Yahoo may have been a wonderful company in 1999 as it pioneered the internet, but Procter & Gamble was a far better investment. So-called value companies may not be as flashy or in the news as much as growth companies, and that’s okay. Procter & Gamble will still make the Cascade we use to clean our dishes for years to come. Honeywell will continue to make thermostats and bar-code scanners. Johnson & Johnson will produce Band-Aids, hip replacement devices, and pharmaceutical treatments for diseases. Value stocks such as these may not soar with the high-flyers, but they tend to produce steady income streams that help cushion them a bit from market downturns. As a bonus, many pay regular dividends, boosting their total return to investors.
In reviewing a prospective investment, it’s crucial to review the company’s risk, assets, business prospects and future income streams. Suppose I made a deal with you. I will give you $215 billion, and you will buy either Netflix or Disney, both currently value at about $215 billion. You will be buying the company’s earnings, assets, debts, labor force, patents, and culture. If you buy Netflix, you will own the top streaming service in the world. If you buy Disney, you will own all the parks, cruise ships, Disney+, ABC, ESPN, the Marvel franchise, the Star Wars franchise, the Avatar franchise, the Simpsons, the majority of Hulu, and all the merchandise that goes along with the iconic Disney stores. Both are wonderful companies. Which is the wonderful investment? Which one would you buy? In our view, Disney represents a better value, including less risk, for our money.

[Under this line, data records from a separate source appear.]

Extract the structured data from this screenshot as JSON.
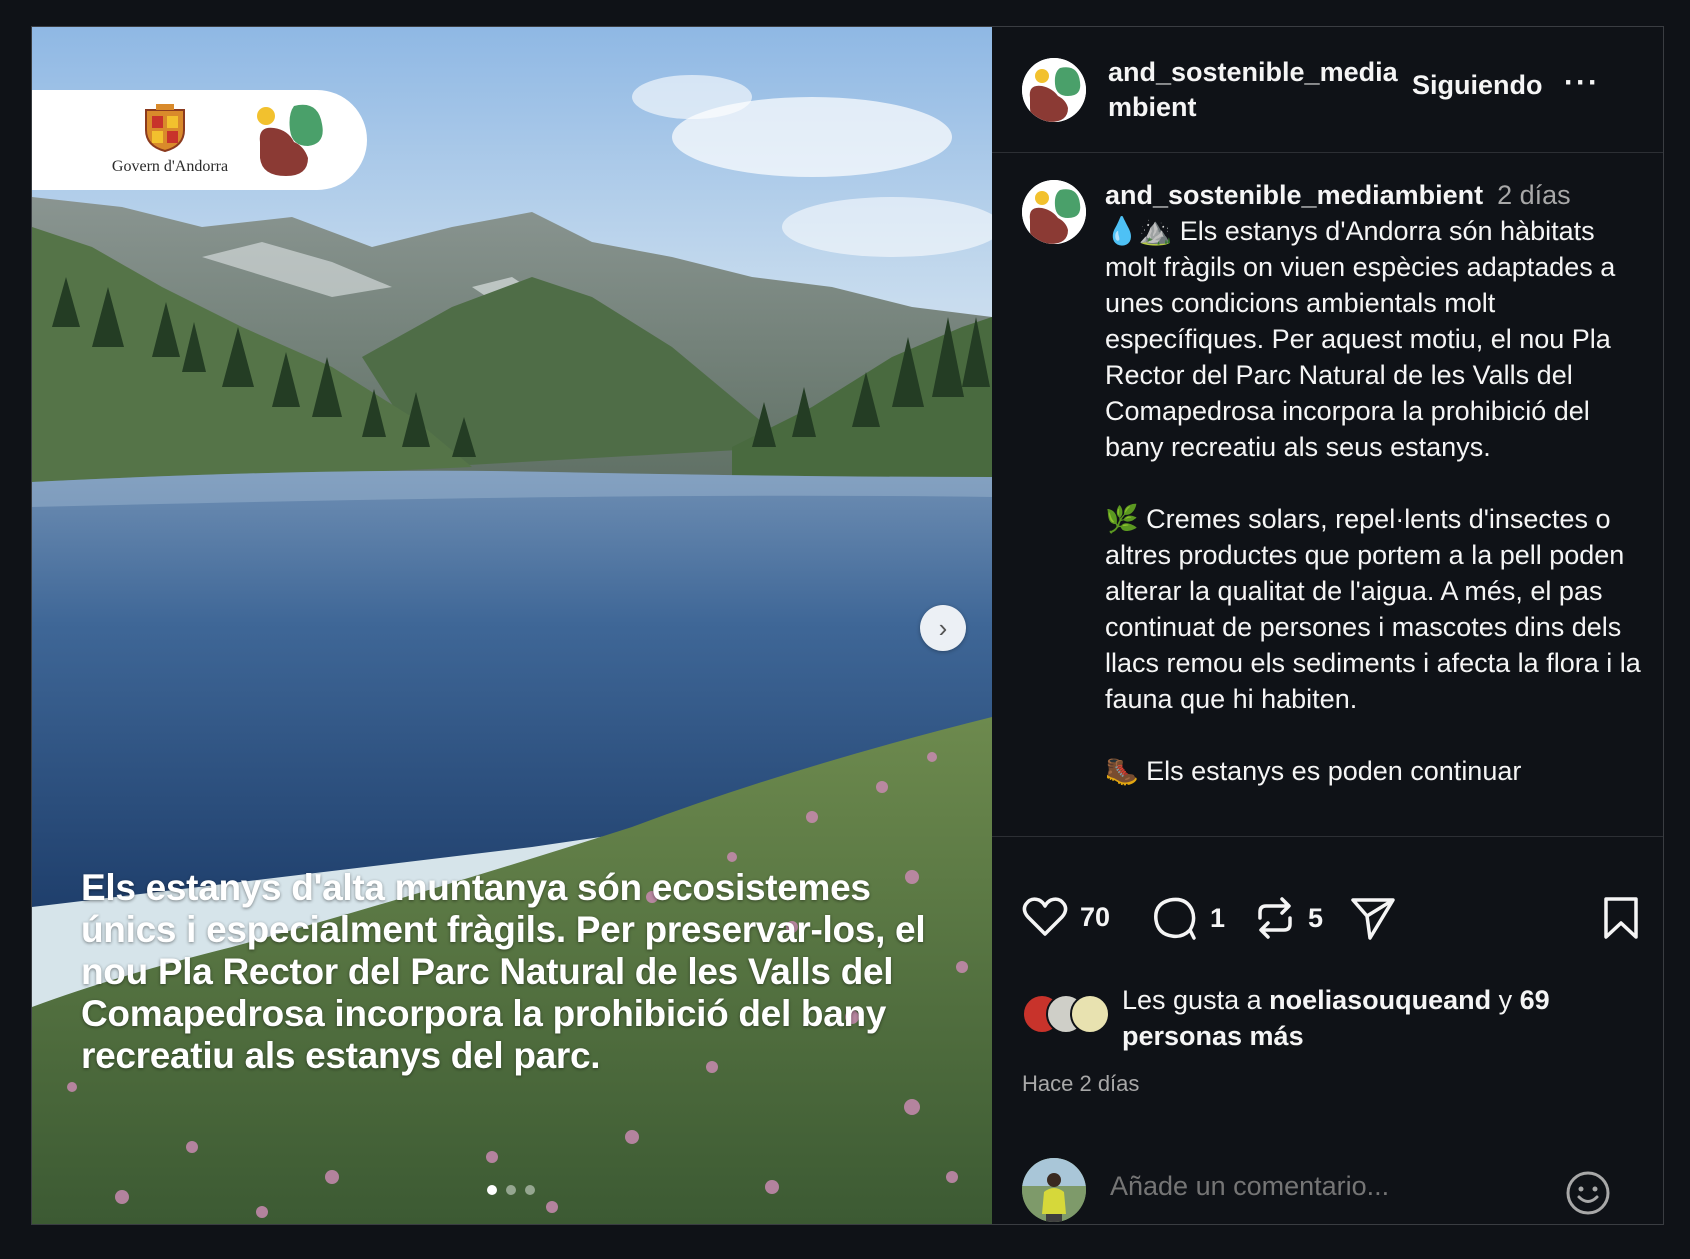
{
  "post": {
    "brand": {
      "government_text": "Govern d'Andorra"
    },
    "overlay_text": "Els estanys d'alta muntanya són ecosistemes únics i especialment fràgils. Per preservar-los, el nou Pla Rector del Parc Natural de les Valls del Comapedrosa incorpora la prohibició del bany recreatiu als estanys del parc.",
    "carousel": {
      "total_slides": 3,
      "active_index": 0,
      "next_icon": "chevron-right-icon"
    }
  },
  "header": {
    "username_line1": "and_sostenible_media",
    "username_line2": "mbient",
    "follow_label": "Siguiendo",
    "more_label": "···"
  },
  "caption": {
    "username": "and_sostenible_mediambient",
    "time": "2 días",
    "paragraphs": [
      "💧⛰️ Els estanys d'Andorra són hàbitats molt fràgils on viuen espècies adaptades a unes condicions ambientals molt específiques. Per aquest motiu, el nou Pla Rector del Parc Natural de les Valls del Comapedrosa incorpora la prohibició del bany recreatiu als seus estanys.",
      "🌿 Cremes solars, repel·lents d'insectes o altres productes que portem a la pell poden alterar la qualitat de l'aigua. A més, el pas continuat de persones i mascotes dins dels llacs remou els sediments i afecta la flora i la fauna que hi habiten.",
      "🥾 Els estanys es poden continuar"
    ]
  },
  "actions": {
    "like_count": "70",
    "comment_count": "1",
    "repost_count": "5",
    "icons": [
      "heart-icon",
      "comment-icon",
      "repost-icon",
      "share-icon",
      "bookmark-icon"
    ]
  },
  "likes": {
    "prefix": "Les gusta a ",
    "user": "noeliasouqueand",
    "middle": " y ",
    "others": "69 personas más"
  },
  "timestamp": "Hace 2 días",
  "comment": {
    "placeholder": "Añade un comentario...",
    "emoji_icon": "smiley-icon"
  },
  "colors": {
    "background": "#0f1217",
    "text": "#f5f5f5",
    "muted": "#a8a8a8",
    "logo_red": "#8b3a34",
    "logo_green": "#4aa06a",
    "logo_yellow": "#f2c12e"
  }
}
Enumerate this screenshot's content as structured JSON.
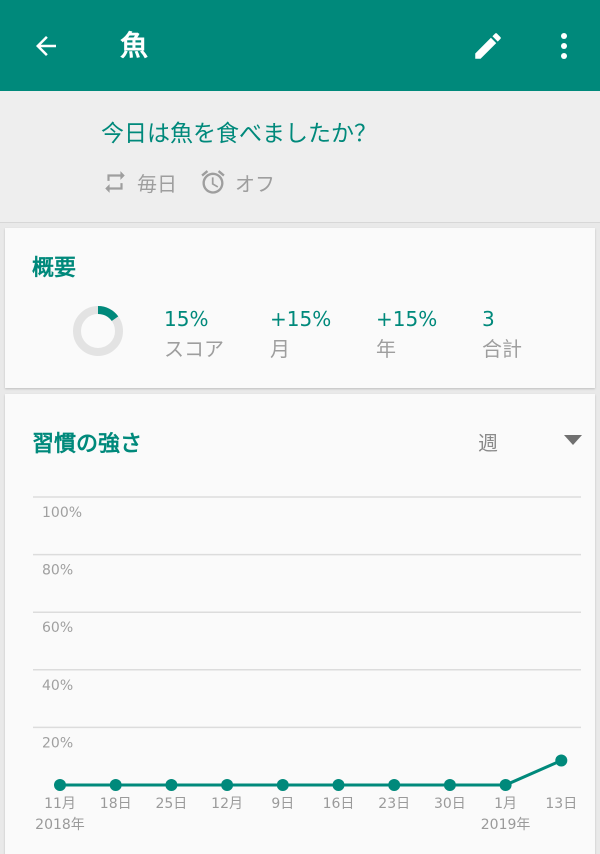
{
  "app_bar": {
    "title": "魚",
    "back_icon": "arrow-back-icon",
    "edit_icon": "pencil-icon",
    "more_icon": "more-vert-icon",
    "color": "#00897b"
  },
  "habit": {
    "question": "今日は魚を食べましたか？",
    "frequency": "毎日",
    "reminder": "オフ"
  },
  "overview": {
    "heading": "概要",
    "score_fraction": 0.15,
    "stats": [
      {
        "value": "15%",
        "label": "スコア"
      },
      {
        "value": "+15%",
        "label": "月"
      },
      {
        "value": "+15%",
        "label": "年"
      },
      {
        "value": "3",
        "label": "合計"
      }
    ]
  },
  "strength": {
    "heading": "習慣の強さ",
    "period": "週",
    "period_dropdown_icon": "triangle-down-icon"
  },
  "chart_data": {
    "type": "line",
    "y_ticks": [
      "100%",
      "80%",
      "60%",
      "40%",
      "20%"
    ],
    "ylim": [
      0,
      100
    ],
    "x_labels": [
      {
        "day": "11月",
        "year": "2018年"
      },
      {
        "day": "18日",
        "year": ""
      },
      {
        "day": "25日",
        "year": ""
      },
      {
        "day": "12月",
        "year": ""
      },
      {
        "day": "9日",
        "year": ""
      },
      {
        "day": "16日",
        "year": ""
      },
      {
        "day": "23日",
        "year": ""
      },
      {
        "day": "30日",
        "year": ""
      },
      {
        "day": "1月",
        "year": "2019年"
      },
      {
        "day": "13日",
        "year": ""
      }
    ],
    "values": [
      0,
      0,
      0,
      0,
      0,
      0,
      0,
      0,
      0,
      8.5
    ],
    "color": "#00897b",
    "grid": true
  }
}
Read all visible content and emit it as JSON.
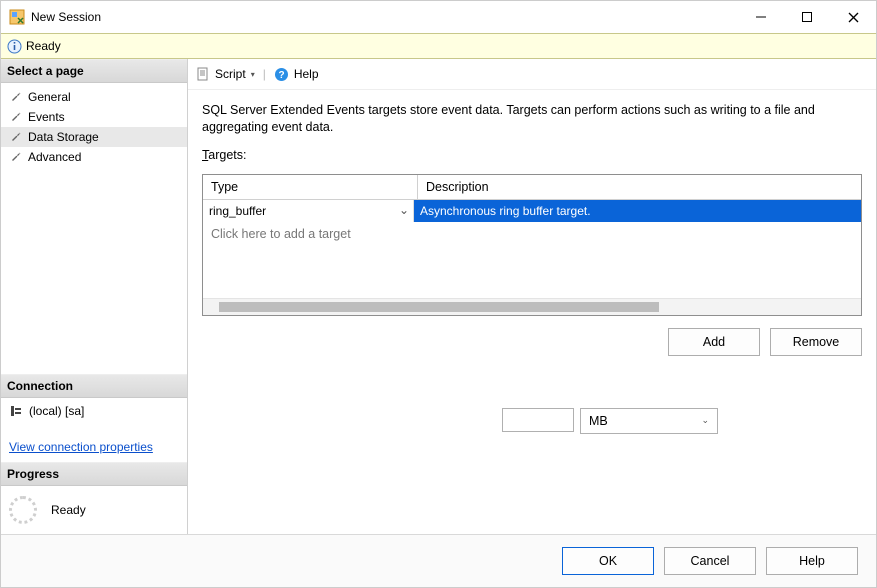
{
  "window": {
    "title": "New Session"
  },
  "status": {
    "text": "Ready"
  },
  "sidebar": {
    "select_page": "Select a page",
    "nav": {
      "general": "General",
      "events": "Events",
      "data_storage": "Data Storage",
      "advanced": "Advanced"
    },
    "connection_hdr": "Connection",
    "connection_text": "(local) [sa]",
    "view_conn_link": "View connection properties",
    "progress_hdr": "Progress",
    "progress_text": "Ready"
  },
  "toolbar": {
    "script": "Script",
    "help": "Help"
  },
  "main": {
    "description": "SQL Server Extended Events targets store event data. Targets can perform actions such as writing to a file and aggregating event data.",
    "targets_label": "Targets:",
    "columns": {
      "type": "Type",
      "desc": "Description"
    },
    "rows": [
      {
        "type": "ring_buffer",
        "desc": "Asynchronous ring buffer target."
      }
    ],
    "placeholder": "Click here to add a target",
    "add": "Add",
    "remove": "Remove",
    "unit_value": "",
    "unit_options_selected": "MB"
  },
  "footer": {
    "ok": "OK",
    "cancel": "Cancel",
    "help": "Help"
  }
}
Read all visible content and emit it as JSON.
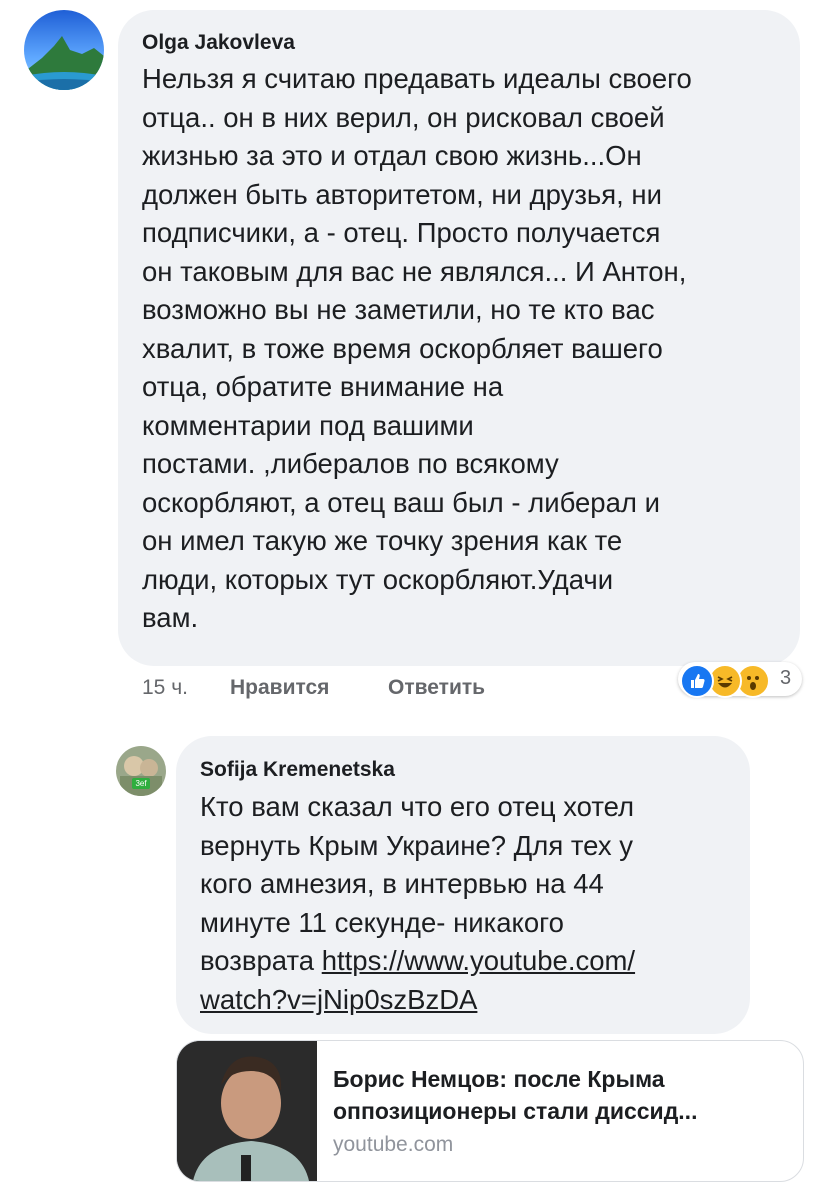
{
  "comments": [
    {
      "author": "Olga Jakovleva",
      "text": "Нельзя я считаю предавать идеалы своего\nотца.. он в них верил, он рисковал своей\nжизнью за это и отдал свою жизнь...Он\nдолжен быть авторитетом, ни друзья, ни\nподписчики, а -  отец. Просто получается\nон таковым для вас не являлся... И Антон,\nвозможно вы не заметили, но те кто вас\nхвалит, в тоже время оскорбляет вашего\nотца, обратите внимание на\nкомментарии  под вашими\nпостами. ,либералов по всякому\nоскорбляют,  а отец ваш был - либерал и\nон имел такую же точку зрения как те\nлюди, которых тут оскорбляют.Удачи\nвам.",
      "time": "15 ч.",
      "like_label": "Нравится",
      "reply_label": "Ответить",
      "reactions": [
        "like-icon",
        "laugh-icon",
        "wow-icon"
      ],
      "reaction_count": "3"
    },
    {
      "author": "Sofija Kremenetska",
      "avatar_badge": "3ef",
      "text": "Кто вам сказал что его отец хотел\nвернуть Крым Украине? Для тех у\nкого амнезия, в интервью на 44\nминуте 11 секунде- никакого\nвозврата ",
      "link_line1": "https://www.youtube.com/",
      "link_line2": "watch?v=jNip0szBzDA"
    }
  ],
  "link_preview": {
    "title": "Борис Немцов: после Крыма оппозиционеры стали диссид...",
    "domain": "youtube.com"
  },
  "colors": {
    "bubble": "#f0f2f5",
    "meta_text": "#65676b",
    "like_blue": "#1877f2",
    "emoji_yellow": "#f7b928"
  }
}
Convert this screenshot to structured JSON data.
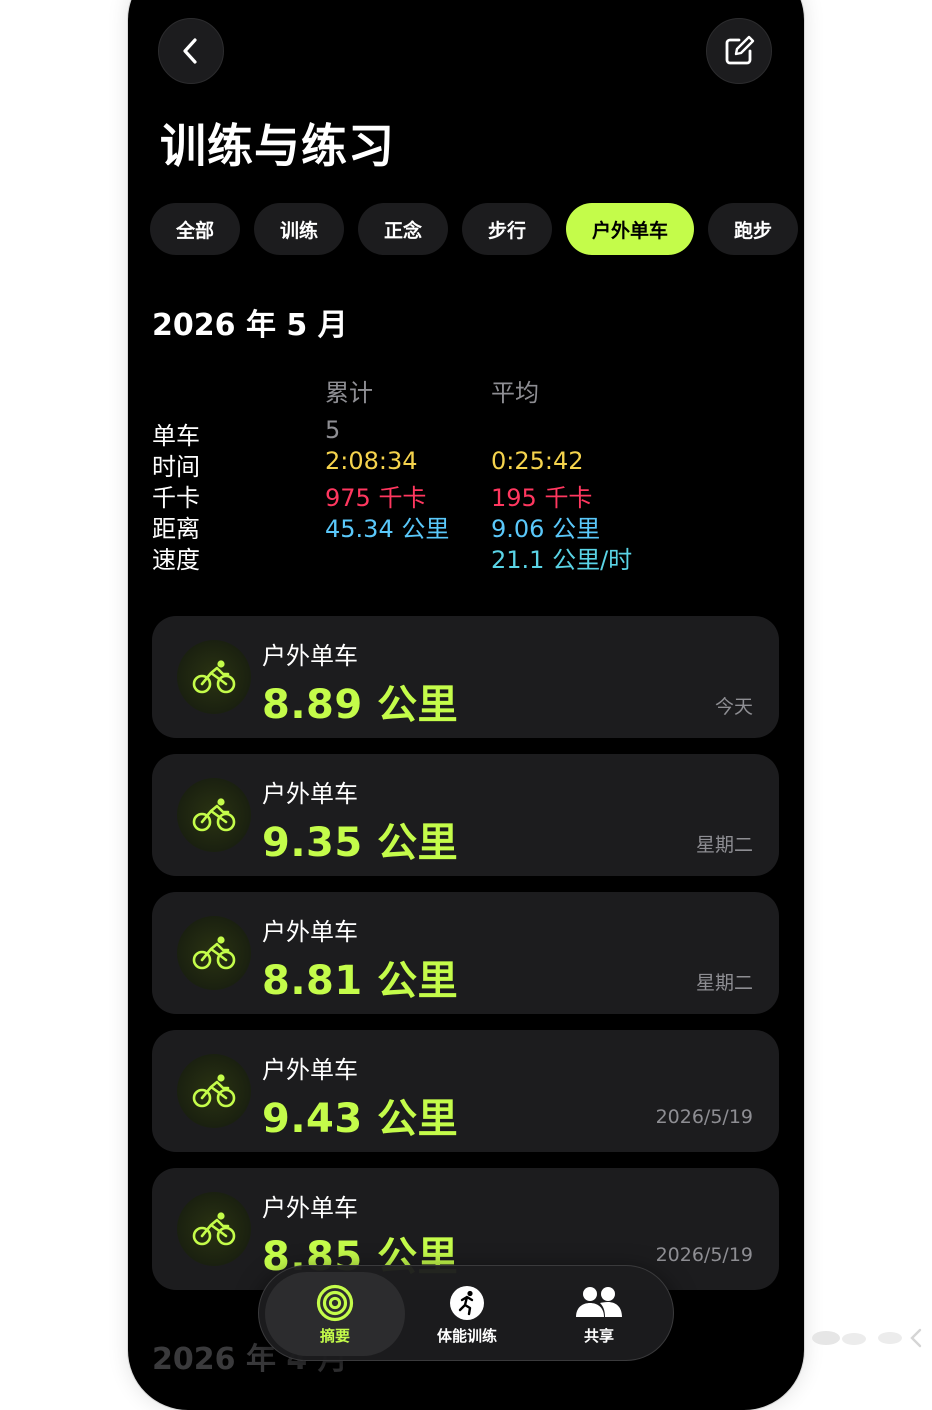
{
  "header": {
    "title": "训练与练习"
  },
  "filters": [
    {
      "label": "全部",
      "active": false
    },
    {
      "label": "训练",
      "active": false
    },
    {
      "label": "正念",
      "active": false
    },
    {
      "label": "步行",
      "active": false
    },
    {
      "label": "户外单车",
      "active": true
    },
    {
      "label": "跑步",
      "active": false
    }
  ],
  "summary": {
    "month": "2026 年 5 月",
    "col_total": "累计",
    "col_avg": "平均",
    "rows": [
      {
        "label": "单车",
        "total": "5",
        "avg": ""
      },
      {
        "label": "时间",
        "total": "2:08:34",
        "avg": "0:25:42"
      },
      {
        "label": "千卡",
        "total": "975 千卡",
        "avg": "195 千卡"
      },
      {
        "label": "距离",
        "total": "45.34 公里",
        "avg": "9.06 公里"
      },
      {
        "label": "速度",
        "total": "",
        "avg": "21.1 公里/时"
      }
    ],
    "colors": {
      "count": "#8e8e93",
      "time": "#f5d34d",
      "calories": "#ff375f",
      "distance": "#5ac8fa",
      "speed": "#5ad4e6"
    }
  },
  "workouts": [
    {
      "type": "户外单车",
      "distance": "8.89 公里",
      "date": "今天",
      "icon": "cycling-icon"
    },
    {
      "type": "户外单车",
      "distance": "9.35 公里",
      "date": "星期二",
      "icon": "cycling-icon"
    },
    {
      "type": "户外单车",
      "distance": "8.81 公里",
      "date": "星期二",
      "icon": "cycling-icon"
    },
    {
      "type": "户外单车",
      "distance": "9.43 公里",
      "date": "2026/5/19",
      "icon": "cycling-icon"
    },
    {
      "type": "户外单车",
      "distance": "8.85 公里",
      "date": "2026/5/19",
      "icon": "cycling-icon"
    }
  ],
  "next_section": {
    "month": "2026 年 4 月"
  },
  "tabbar": {
    "tabs": [
      {
        "label": "摘要",
        "icon": "activity-rings-icon",
        "active": true
      },
      {
        "label": "体能训练",
        "icon": "fitness-icon",
        "active": false
      },
      {
        "label": "共享",
        "icon": "sharing-icon",
        "active": false
      }
    ]
  },
  "accent_color": "#c4fc4a"
}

At Bragg, we currently own and buy Facebook, Apple, Amazon, Google, and Microsoft. These companies have demonstrated the ability to generate repeatable profits, maintain manageable levels of debt, and showcase the high quality of their management. The decision to add a company to our portfolio requires time and research. Our investment committee diligently and regularly reviews each of these companies, and all the companies we own, to determine whether or not they are still suitable and appropriately valued for inclusion in our portfolio.
A key element of our strategy is to remain diversified throughout all market segments. Diversification lowers risk and volatility. Technology companies like FAANGM are trading at all-time highs today. However, another Mark Zuckerberg, Bill Gates, or Jeff Bezos could be sitting in his garage right now working on a product or service that could change the habits of millions the way FAANGM has. Companies with multiple products in more than one industry typically carry less risk. There’s a reason that the saying about not putting all your eggs in one basket has survived for centuries.
At Bragg, we do not believe in speculating. We do not make predictions about the market. We believe that a portfolio with a tilt toward value stocks will have better risk-adjusted returns over the long term. We believe that diversification including value and growth companies across various sectors will produce better results than attempting to pick a few market winners. Furthermore, we believe that having a disciplined, unemotional and repeatable rebalancing process (selling bonds and buying stocks, or vice versa to maintain allocation targets) during market declines and market run-ups will produce better risk-adjusted returns over time.
The only constant in life is change. At Bragg, our goal is to help our clients feel comfortable that while things around us change, their daily lives and future goals do not have to.